Patrick Black’s debut is an epic science fiction novel set in an Earth five hundred years in the future. The novel follows several characters, all in their teenage years, who are part of Earth’s army, fighting an alien attack that destroyed the world that we know today. The surviving Earthlings set aside national allegiances to form nine major cities that serve as the hub for defense, culture, and scientific development. There is also a class system made up by people who wield a universe-altering power called thelemity, people who live in the nine cities, and people who live in the production villages. These production villages are to feed the nine cities anything they need, including people who are all subject to a draft.
The narrative follows characters who are a part of each class and two outsiders (groups of people who refuse to abide by the system) who join together to defend Earth. Each character has their own motivation that both fleshes out this futuristic world and allows the reader to get fully immersed into the storyline.

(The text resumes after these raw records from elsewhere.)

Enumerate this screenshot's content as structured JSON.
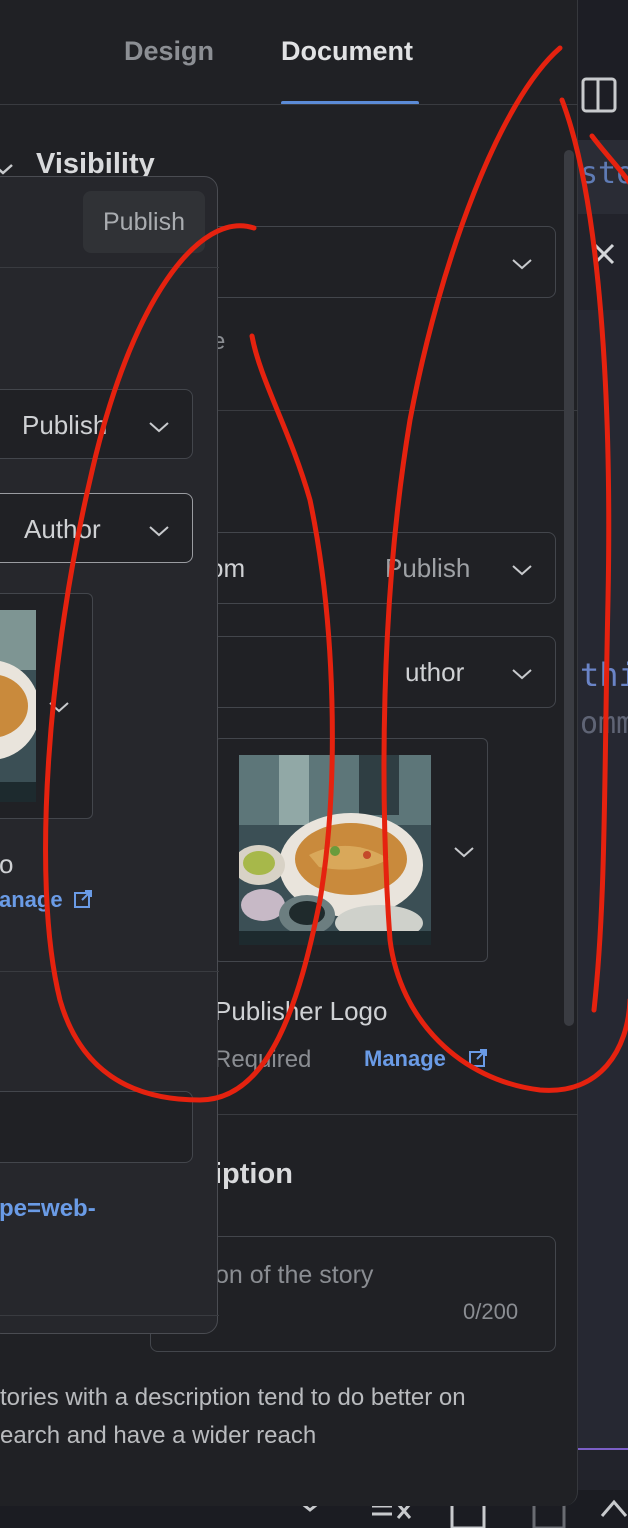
{
  "tabs": {
    "design": "Design",
    "document": "Document"
  },
  "visibility": {
    "title": "Visibility",
    "hint_fragment": "e"
  },
  "story_details": {
    "publisher_select": {
      "prefix": "om",
      "value": "Publish"
    },
    "author_select": {
      "value": "uthor"
    },
    "logo_caption": "Publisher Logo",
    "logo_required": "Required",
    "manage_link": "Manage"
  },
  "description": {
    "title_fragment": "iption",
    "placeholder_fragment": "on of the story",
    "counter": "0/200",
    "hint_line1": "tories with a description tend to do better on",
    "hint_line2": "earch and have a wider reach"
  },
  "popup": {
    "publish_button": "Publish",
    "publisher_select": "Publish",
    "author_select": "Author",
    "logo_caption_fragment": "o",
    "manage_fragment": "anage",
    "url_fragment": "pe=web-"
  },
  "editor_strip": {
    "tab_fragment": "stor",
    "code_line1": "thi",
    "code_line2": "omm"
  },
  "colors": {
    "accent": "#5b8bd7",
    "link": "#6a9be6",
    "annotation": "#e5220f"
  }
}
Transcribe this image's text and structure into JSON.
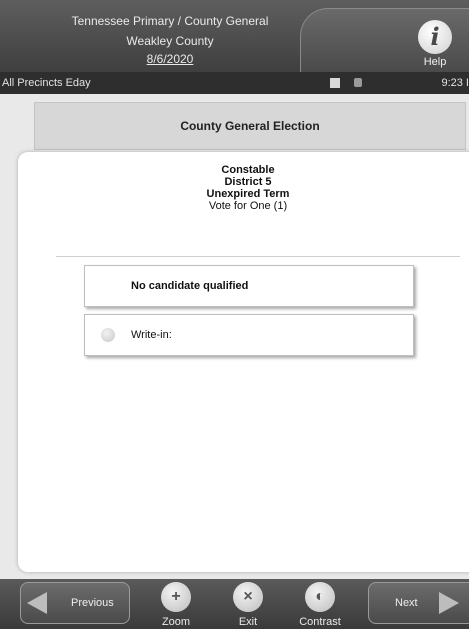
{
  "header": {
    "line1": "Tennessee Primary / County General",
    "line2": "Weakley County",
    "date": "8/6/2020",
    "help_label": "Help",
    "help_glyph": "i"
  },
  "status_bar": {
    "precinct": "All Precincts Eday",
    "time": "9:23 I"
  },
  "election_title": "County General Election",
  "contest": {
    "office": "Constable",
    "district": "District 5",
    "term": "Unexpired Term",
    "instruction": "Vote for One (1)"
  },
  "choices": [
    {
      "label": "No candidate qualified"
    },
    {
      "label": "Write-in:"
    }
  ],
  "footer": {
    "previous_label": "Previous",
    "next_label": "Next",
    "zoom_label": "Zoom",
    "exit_label": "Exit",
    "contrast_label": "Contrast"
  }
}
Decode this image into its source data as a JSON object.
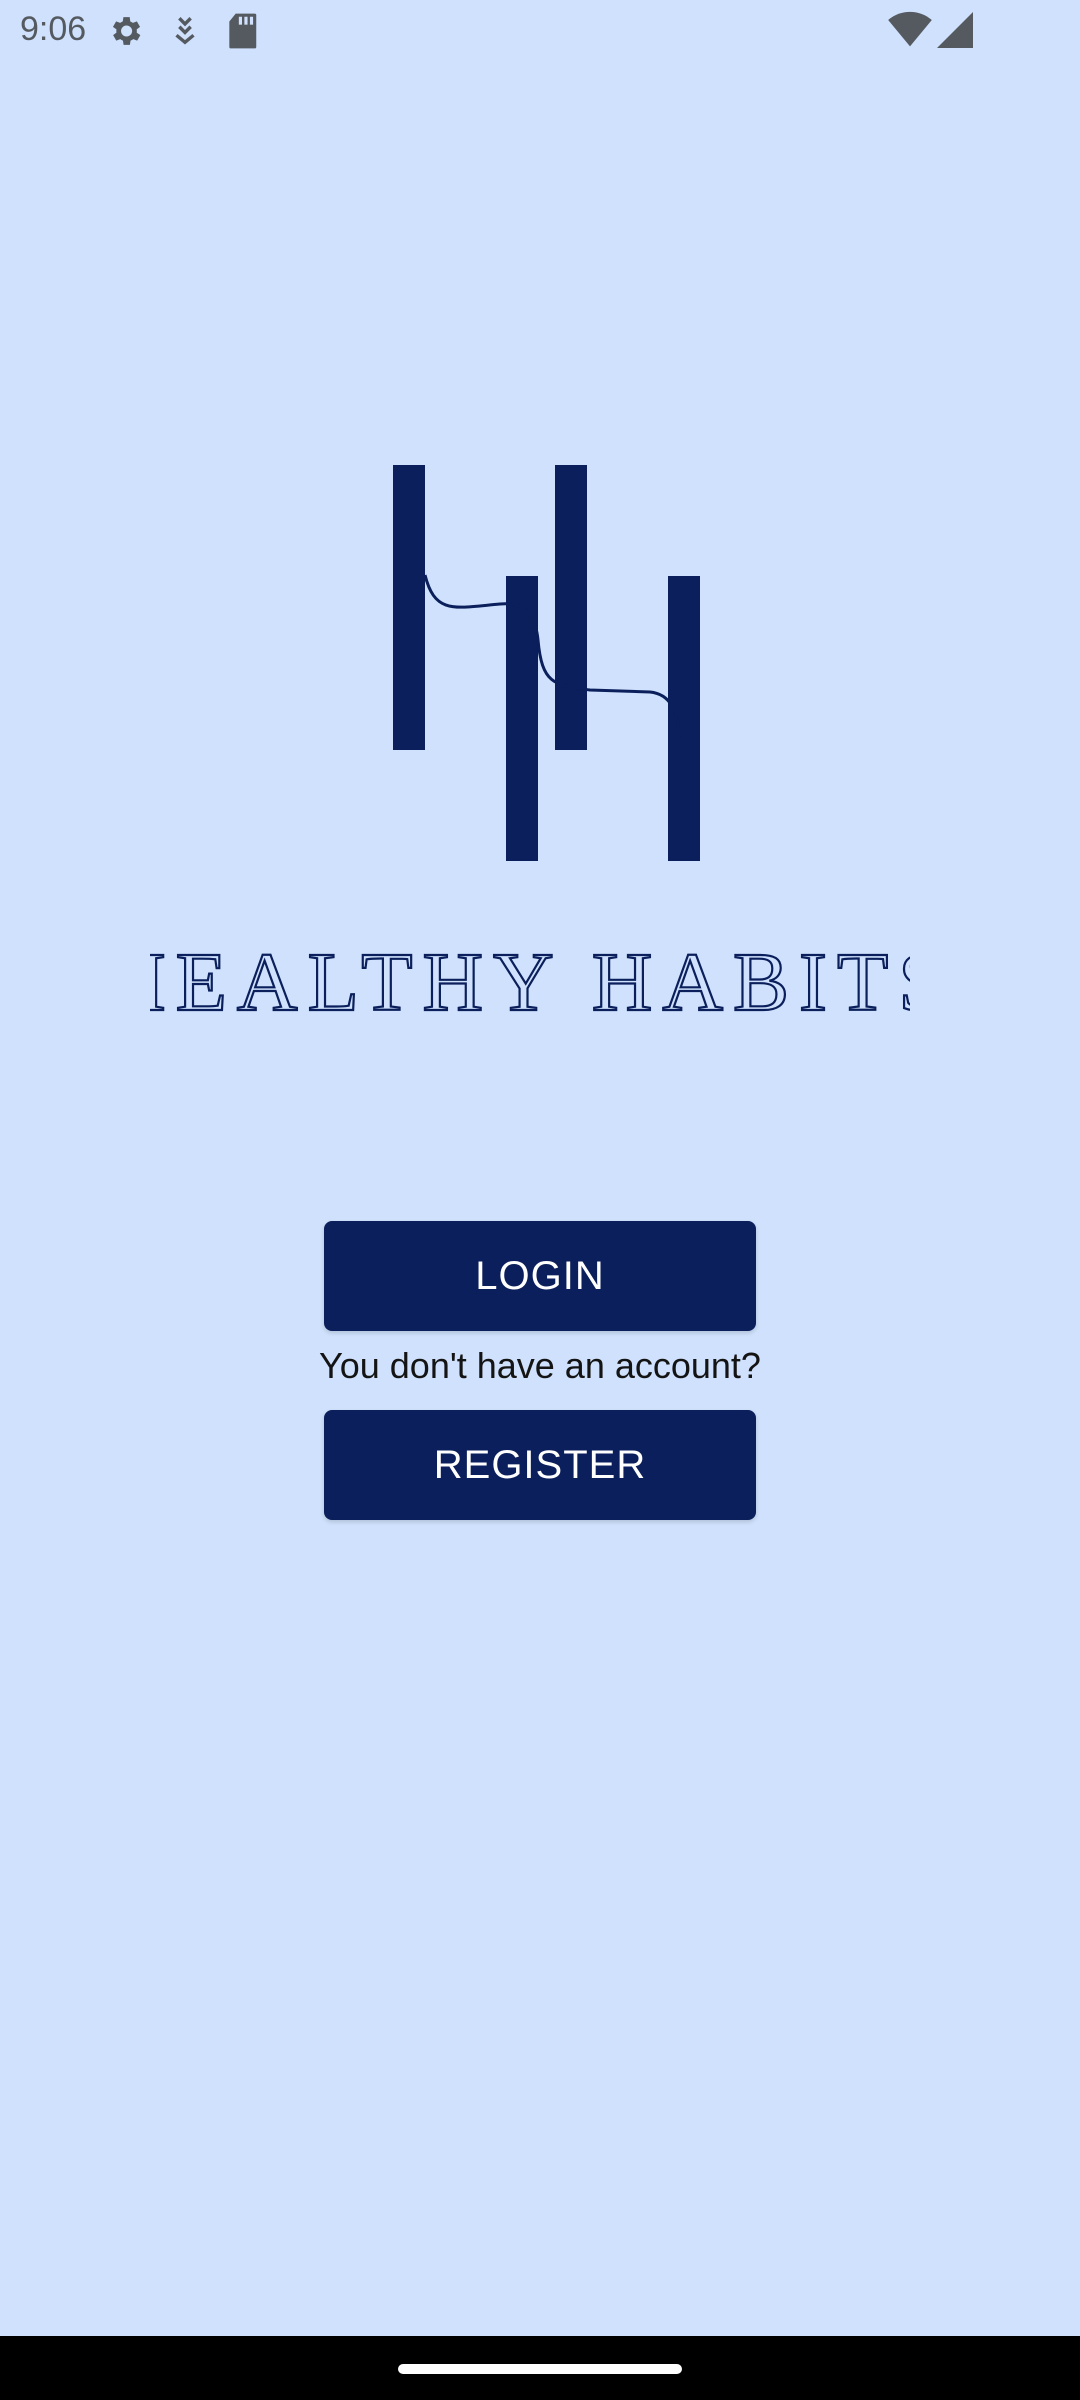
{
  "status_bar": {
    "time": "9:06",
    "left_icons": [
      "gear-icon",
      "download-icon",
      "sd-card-icon"
    ],
    "right_icons": [
      "wifi-icon",
      "cell-signal-icon"
    ]
  },
  "brand": {
    "logo_icon": "hh-monogram-logo",
    "name": "HEALTHY HABITS",
    "color": "#0a1f5b"
  },
  "auth": {
    "login_label": "LOGIN",
    "prompt": "You don't have an account?",
    "register_label": "REGISTER"
  },
  "colors": {
    "background": "#cfe1fc",
    "button": "#0a1f5b",
    "button_text": "#ffffff"
  }
}
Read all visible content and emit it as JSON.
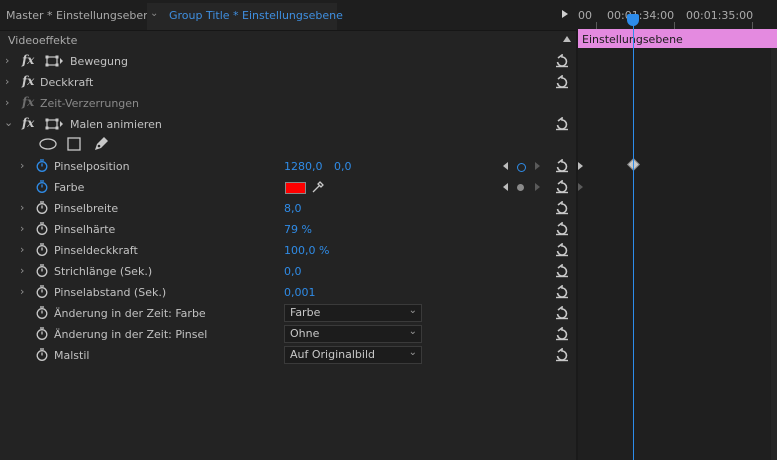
{
  "header": {
    "master_tab": "Master * Einstellungsebene",
    "group_tab": "Group Title * Einstellungsebene"
  },
  "timeline": {
    "timecode_start": "00",
    "timecode_mid": "00:01:34:00",
    "timecode_end": "00:01:35:00",
    "clip_label": "Einstellungsebene",
    "clip_color": "#e48ae0",
    "playhead_color": "#2d8ceb"
  },
  "panel": {
    "title": "Videoeffekte"
  },
  "effects": {
    "bewegung": "Bewegung",
    "deckkraft": "Deckkraft",
    "zeitverzerrungen": "Zeit-Verzerrungen",
    "malen": "Malen animieren"
  },
  "properties": {
    "pinselposition": {
      "label": "Pinselposition",
      "x": "1280,0",
      "y": "0,0"
    },
    "farbe": {
      "label": "Farbe",
      "swatch": "#ff0000"
    },
    "pinselbreite": {
      "label": "Pinselbreite",
      "value": "8,0"
    },
    "pinselhaerte": {
      "label": "Pinselhärte",
      "value": "79 %"
    },
    "pinseldeckkraft": {
      "label": "Pinseldeckkraft",
      "value": "100,0 %"
    },
    "strichlaenge": {
      "label": "Strichlänge (Sek.)",
      "value": "0,0"
    },
    "pinselabstand": {
      "label": "Pinselabstand (Sek.)",
      "value": "0,001"
    },
    "aenderung_farbe": {
      "label": "Änderung in der Zeit: Farbe",
      "value": "Farbe"
    },
    "aenderung_pinsel": {
      "label": "Änderung in der Zeit: Pinsel",
      "value": "Ohne"
    },
    "malstil": {
      "label": "Malstil",
      "value": "Auf Originalbild"
    }
  },
  "colors": {
    "accent_blue": "#2f8be6",
    "background": "#232323"
  }
}
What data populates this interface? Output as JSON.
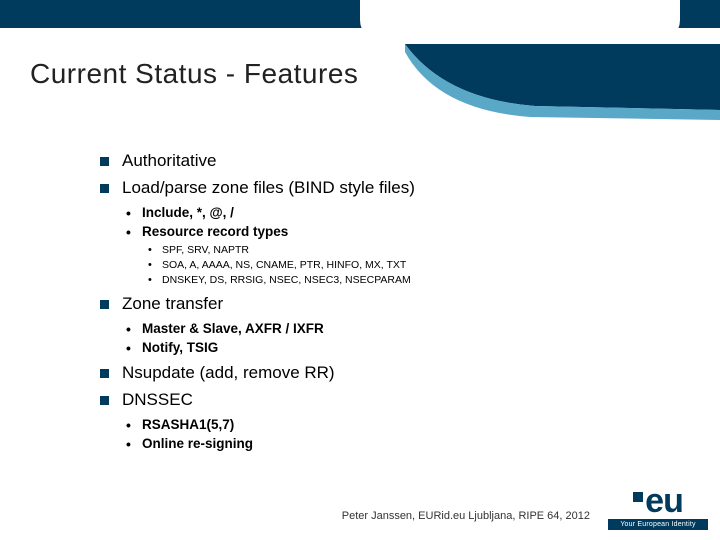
{
  "title": "Current Status - Features",
  "bullets": {
    "b0": "Authoritative",
    "b1": "Load/parse zone files (BIND style files)",
    "b1_sub": {
      "s0": "Include, *, @, /",
      "s1": "Resource record types",
      "s1_sub": {
        "t0": "SPF, SRV, NAPTR",
        "t1": "SOA, A, AAAA, NS, CNAME, PTR, HINFO, MX, TXT",
        "t2": "DNSKEY, DS, RRSIG, NSEC, NSEC3, NSECPARAM"
      }
    },
    "b2": "Zone transfer",
    "b2_sub": {
      "s0": "Master & Slave, AXFR / IXFR",
      "s1": "Notify, TSIG"
    },
    "b3": "Nsupdate (add, remove RR)",
    "b4": "DNSSEC",
    "b4_sub": {
      "s0": "RSASHA1(5,7)",
      "s1": "Online re-signing"
    }
  },
  "footer": "Peter Janssen, EURid.eu   Ljubljana, RIPE 64, 2012",
  "logo": {
    "text": "eu",
    "slogan": "Your European Identity"
  }
}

These multiple perspectives can get a little overwhelming at times. Seven different character perspectives are a lot to keep up with. Many of them cross paths and follow the same action sequences. Fortunately, Black manages to avoid being redundant by making each action sequence grand enough so that one part of the battlefield is vastly different from another. He also introduces mecha-warfare into his story that reminds me of the fights in “Gundam Wing,” but different enough that I don’t feel like I’m watching the anime. Instead, it makes me think fans of the anime will enjoy the novel’s portrayal of mecha-fights.
This production makes the battles truly epic, proving Black’s novels belong in the epic science fiction genre. At only 544 pages, this book is on the small side for an epic, but it doesn’t matter as you’ll be hastily flipping through pages to see what happens next.
Speaking of warfare, Black does a great job describing the battle from both the frontlines and the homefront. His portrayal of a military government is fascinating as is his never-ending theme on old versus new. His characters are brilliant and reminiscent of beloved sci-fi stories like Ender’s Game. He pushes romance to the side in favor of other storytelling elements which was a nice change of pace. His book is not about pleasing people, but about telling a good story with well-developed characters. His depictions of mecha used for fighting and working simultaneously with those practiced in the art of thelemity are seamless. You can fluidly move between one and the other and still follow along the plot.
Ninth City Burning is clean enough for teenagers, but also complex enough to keep adults engaged. This wide audience makes this book perfect for anyone in need of a good science fiction novel. He isn’t reinventing the genre, but making his own claim by creating a story that is entirely his own. I find this originality very refreshing.
This is the first in a series so I can’t wait for the sequel!
5 Mecha-Armies out of 5